- A new account (pension account) within your superannuation fund is created.
- You can choose the amount you place in this pension account but it must come from an existing super fund in your name.
- At least once during the financial year you must draw a minimum of 3% (reduced from 4% for 2012/2013) of the account balance and no more than 10%.
- Each subsequent year the balance in your pension account on 1st July determines to the minimum and maximum amount to be drawn for that year.
- Most super funds will allow you to draw this amount on a monthly or even fortnightly basis.
- You can stop your pension account at any time provided you have drawn the minimum amount for that financial year. If you stop your pension the balance is transferred back into your original account or can be rolled into another super fund.
- You cannot draw a lump sum from your pension account. If you elect to draw the minimum or maximum from your pension in one payment it is not treated as a lump sum.
- You cannot make any contributions to an existing pension account. Any contribution from yourself or your employer must be made to an accumulation account. Most super funds will keep your existing account open normally with a minimum balance to accept future contributions and keep your insurance cover (if applicable) in place.
- Investment earnings are tax free in a pension account. Investment earnings in an accumulation account are taxed up to 15%.
- The amount in your pension account is made up of a taxable component or a tax free component or both.
- The proportion of your account balance which is a taxable component determines the proportion of the pension income treated as taxable.
- Pension income is only assessable if you are under 60. After 60 it is tax free.
- If you are under 60 you receive a 15% tax offset on the taxable portion of your pension income.
Based on the above facts the time to consider a TTRP is when your turn 60. Moving your superannuation into a tax free environment (pension account) has the potential to save a considerable amount in tax on investment earnings and provides the opportunity to replace a portion of taxable employment income with a tax free income from super.
Let’s look at an example:
Peter is 60, has $305,000 in super and works full time on a salary of $75,000p.a.
His super is invested in a growth option which has an average return of 8% over the last 20 years.
His employer contributes 10% ($7,500) to super.
How much tax would Peter save if he started a TTRP?
From 1 July 2012 the maximum that can be contributed to super through your employer or by salary sacrifice will be $25,000 p.a. This means Peter can potentially contribute $17,500 through salary sacrifice. If Peter did not salary sacrifice this amount he would actually receive only $11,550 in his hand as tax at 32.5% plus 1.50% medicare levy (total tax of $5,950) would be deducted from it by his employer.

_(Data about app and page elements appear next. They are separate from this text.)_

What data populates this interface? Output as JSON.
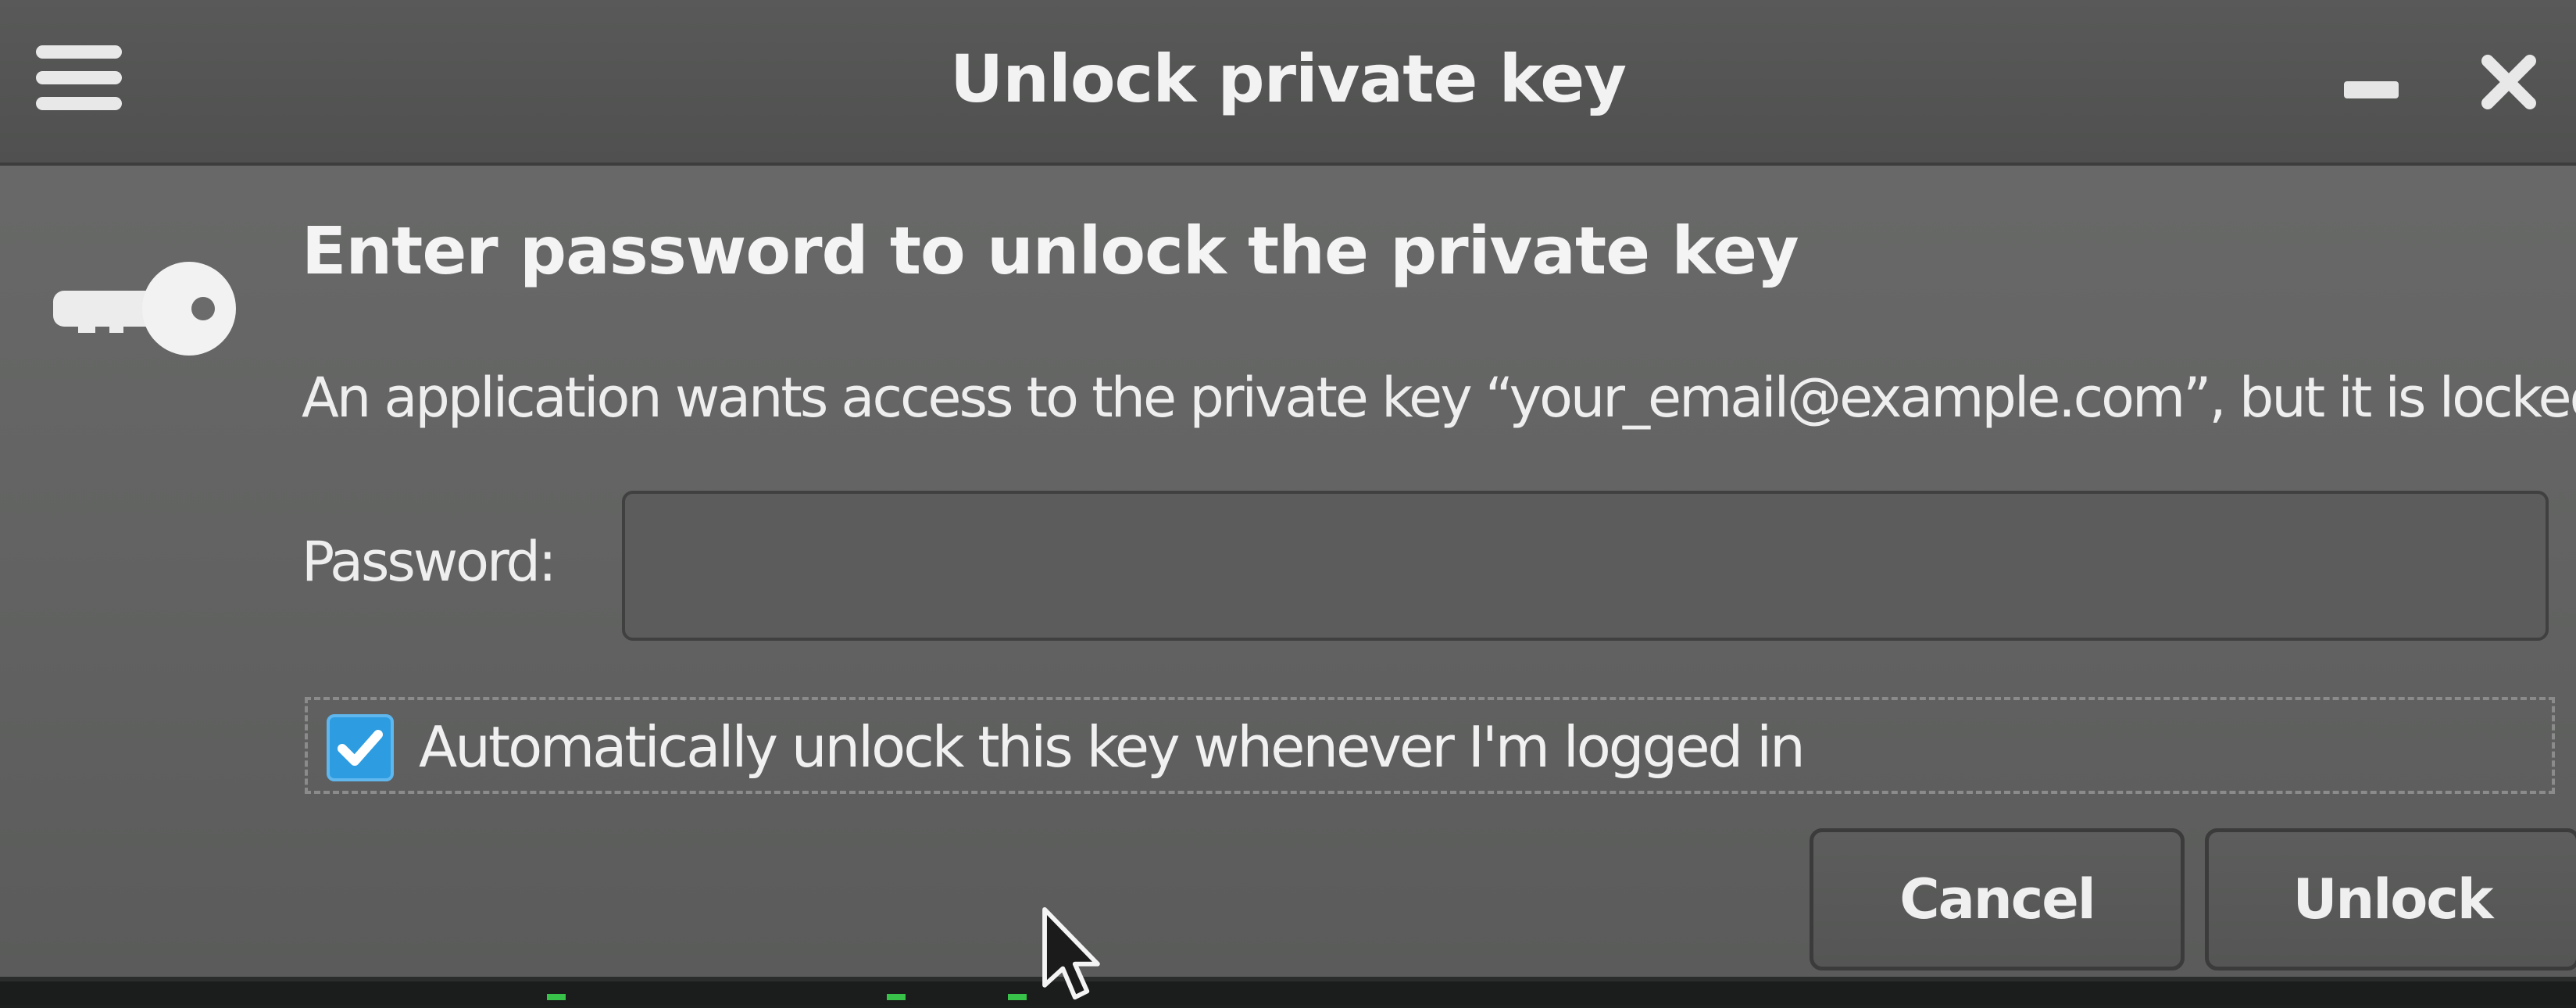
{
  "window": {
    "title": "Unlock private key"
  },
  "content": {
    "heading": "Enter password to unlock the private key",
    "message": "An application wants access to the private key “your_email@example.com”, but it is locked",
    "password_label": "Password:",
    "password_value": "",
    "auto_unlock": {
      "label": "Automatically unlock this key whenever I'm logged in",
      "checked": true
    }
  },
  "buttons": {
    "cancel": "Cancel",
    "unlock": "Unlock"
  },
  "icons": {
    "menu": "hamburger-menu-icon",
    "minimize": "minimize-icon",
    "close": "close-icon",
    "key": "key-icon",
    "checkmark": "checkmark-icon",
    "cursor": "mouse-pointer-icon"
  },
  "colors": {
    "checkbox_accent": "#2e9ce0",
    "dialog_bg": "#626362",
    "titlebar_bg": "#535453"
  }
}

Peter would therefor need to draw $11,550 from his super if he needs the same income to meet his living needs.
Peter commences a TTRP with $300,000 leaving $5,000 in his existing account to cover ongoing insurance premiums. He elects to draw $11,550 on a monthly basis from his TTRP which is greater than the minimum ($9,000) and below the maximum ($30,000).
Over the course of the year the employer contributes and additional $17,500 into Peter’s super fund as agreed which is taxed at 15% (total tax $2,625).

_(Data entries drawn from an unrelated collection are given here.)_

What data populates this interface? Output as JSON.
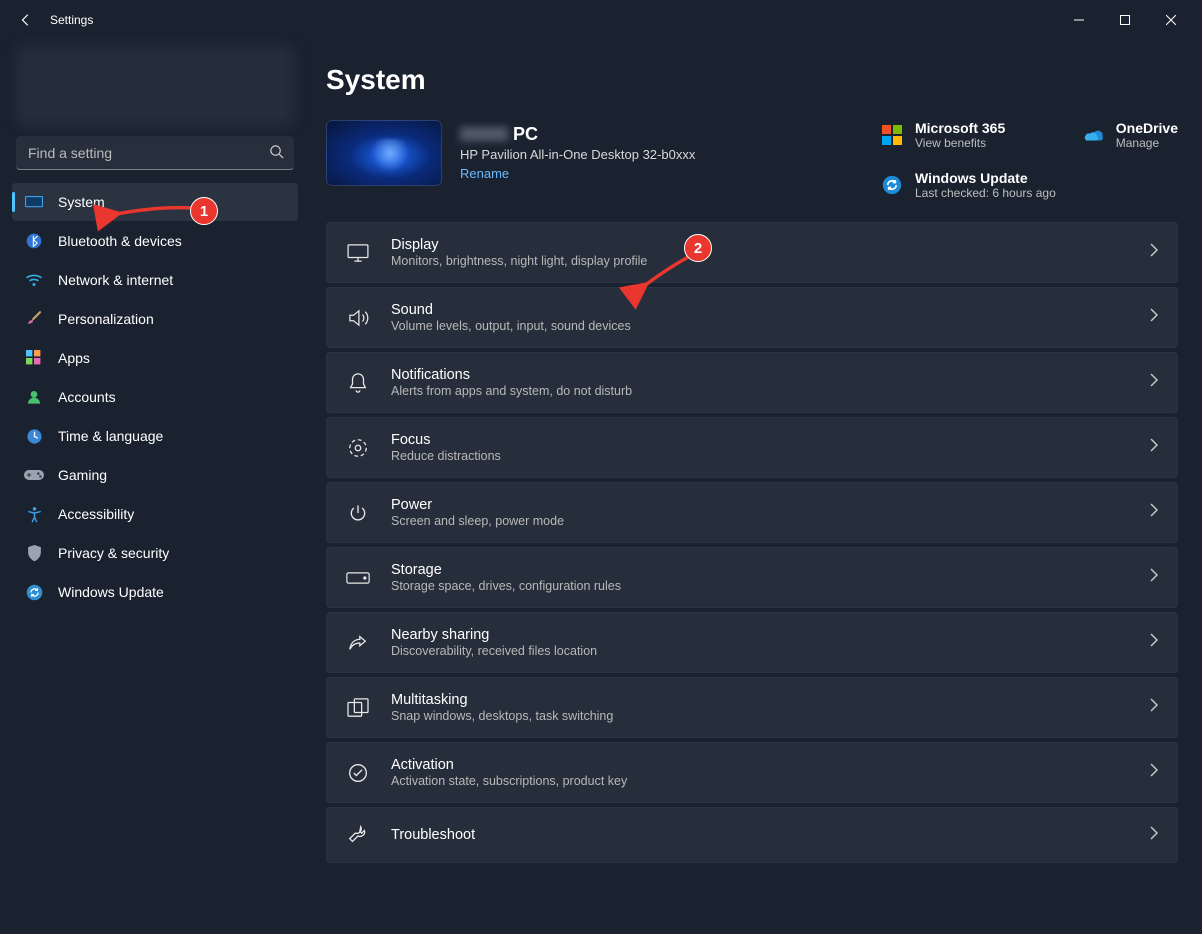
{
  "app": {
    "title": "Settings",
    "page_title": "System"
  },
  "search": {
    "placeholder": "Find a setting"
  },
  "sidebar": {
    "items": [
      {
        "label": "System",
        "icon": "monitor",
        "active": true
      },
      {
        "label": "Bluetooth & devices",
        "icon": "bluetooth"
      },
      {
        "label": "Network & internet",
        "icon": "wifi"
      },
      {
        "label": "Personalization",
        "icon": "brush"
      },
      {
        "label": "Apps",
        "icon": "apps"
      },
      {
        "label": "Accounts",
        "icon": "person"
      },
      {
        "label": "Time & language",
        "icon": "clock"
      },
      {
        "label": "Gaming",
        "icon": "gaming"
      },
      {
        "label": "Accessibility",
        "icon": "accessibility"
      },
      {
        "label": "Privacy & security",
        "icon": "shield"
      },
      {
        "label": "Windows Update",
        "icon": "update"
      }
    ]
  },
  "pc": {
    "name_suffix": "PC",
    "model": "HP Pavilion All-in-One Desktop 32-b0xxx",
    "rename": "Rename"
  },
  "top_links": [
    {
      "title": "Microsoft 365",
      "sub": "View benefits",
      "icon": "ms365"
    },
    {
      "title": "OneDrive",
      "sub": "Manage",
      "icon": "onedrive"
    },
    {
      "title": "Windows Update",
      "sub": "Last checked: 6 hours ago",
      "icon": "update-blue"
    }
  ],
  "settings": [
    {
      "title": "Display",
      "sub": "Monitors, brightness, night light, display profile",
      "icon": "display"
    },
    {
      "title": "Sound",
      "sub": "Volume levels, output, input, sound devices",
      "icon": "sound"
    },
    {
      "title": "Notifications",
      "sub": "Alerts from apps and system, do not disturb",
      "icon": "bell"
    },
    {
      "title": "Focus",
      "sub": "Reduce distractions",
      "icon": "focus"
    },
    {
      "title": "Power",
      "sub": "Screen and sleep, power mode",
      "icon": "power"
    },
    {
      "title": "Storage",
      "sub": "Storage space, drives, configuration rules",
      "icon": "storage"
    },
    {
      "title": "Nearby sharing",
      "sub": "Discoverability, received files location",
      "icon": "share"
    },
    {
      "title": "Multitasking",
      "sub": "Snap windows, desktops, task switching",
      "icon": "multitask"
    },
    {
      "title": "Activation",
      "sub": "Activation state, subscriptions, product key",
      "icon": "check"
    },
    {
      "title": "Troubleshoot",
      "sub": "",
      "icon": "wrench"
    }
  ],
  "annotations": {
    "step1": "1",
    "step2": "2"
  }
}
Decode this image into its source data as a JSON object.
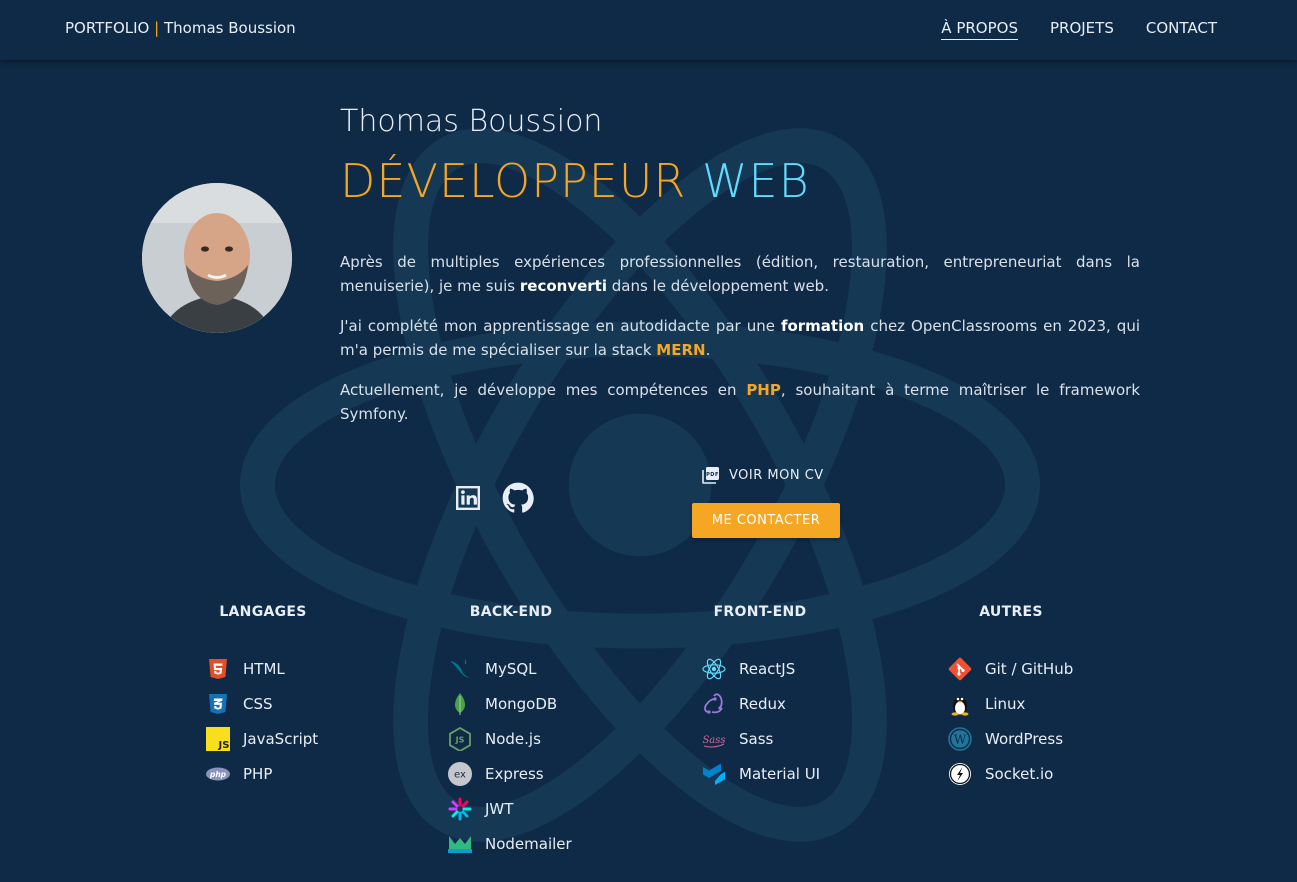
{
  "header": {
    "brand_prefix": "PORTFOLIO",
    "brand_sep": "|",
    "brand_name": "Thomas Boussion",
    "nav": [
      "À PROPOS",
      "PROJETS",
      "CONTACT"
    ]
  },
  "hero": {
    "name": "Thomas Boussion",
    "title_part1": "DÉVELOPPEUR",
    "title_part2": "WEB",
    "p1_a": "Après de multiples expériences professionnelles (édition, restauration, entrepreneuriat dans la menuiserie), je me suis ",
    "p1_b": "reconverti",
    "p1_c": " dans le développement web.",
    "p2_a": "J'ai complété mon apprentissage en autodidacte par une ",
    "p2_b": "formation",
    "p2_c": " chez OpenClassrooms en 2023, qui m'a permis de me spécialiser sur la stack ",
    "p2_d": "MERN",
    "p2_e": ".",
    "p3_a": "Actuellement, je développe mes compétences en ",
    "p3_b": "PHP",
    "p3_c": ", souhaitant à terme maîtriser le framework Symfony."
  },
  "actions": {
    "cv_label": "VOIR MON CV",
    "contact_label": "ME CONTACTER"
  },
  "skills": {
    "langages": {
      "title": "LANGAGES",
      "items": [
        "HTML",
        "CSS",
        "JavaScript",
        "PHP"
      ]
    },
    "backend": {
      "title": "BACK-END",
      "items": [
        "MySQL",
        "MongoDB",
        "Node.js",
        "Express",
        "JWT",
        "Nodemailer"
      ]
    },
    "frontend": {
      "title": "FRONT-END",
      "items": [
        "ReactJS",
        "Redux",
        "Sass",
        "Material UI"
      ]
    },
    "autres": {
      "title": "AUTRES",
      "items": [
        "Git / GitHub",
        "Linux",
        "WordPress",
        "Socket.io"
      ]
    }
  },
  "colors": {
    "background": "#0f2a47",
    "accent": "#f5a623",
    "react_blue": "#61dafb"
  }
}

Peter’s super fund (and pension account) also achieved its average return of 8% for the year providing investment earnings of $23,076 (calculated after pension payment) for the year.
Peter has reduced his personal tax by $5,950 by reducing his taxable income by $17,500

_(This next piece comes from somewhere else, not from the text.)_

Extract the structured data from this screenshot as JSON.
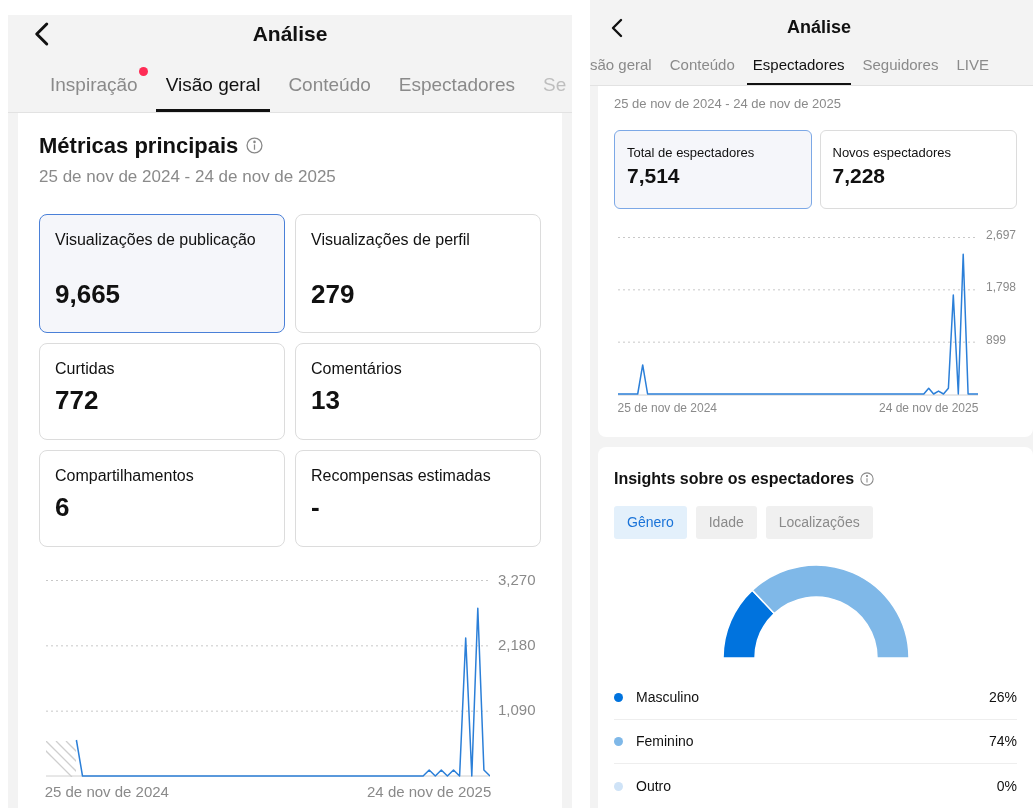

Peter saved $3,461 in tax on investment earnings by starting a TTRP.
Peter’s super fund paid $2,625 in tax on the additional $17,500 contribution.
In total, Peter saved $6,786 in tax and his super fund grew by the same amount for the year.
This does not take into account fees, taxes or investment earnings on salary sacrifice contributions.
To start a TTRP it requires you to complete an application form which your super fund will provide. You will nominate the amount you wish to move into a TTRP from your existing account, the amount of income you wish to withdraw, the frequency of the payments and your investment option(s). You will also be required to provide certified photo identification which is a legal requirement for all superannuation withdrawals or pensions.
Points to consider before commencing a TTRP:
- Most or all super funds will charge an additional fee for commencing a TTRP. Take this fee into consideration when calculating your overall benefits.
- If you are under 60 and the income your draw from your pension is taxable it will reduce your overall benefit.
- If you are over 60 you should always be in a better position providing the additional fee to commence a TTRP is not greater than the tax savings on the investment earnings.
- Compare the cost of the administration fee to commence a TTRP against your investment option’s average return on your account balance as a guide to the likely benefit.
- If you are under 60 and have a low account balance the cost of commencing a TTRP may outweigh the tax benefits.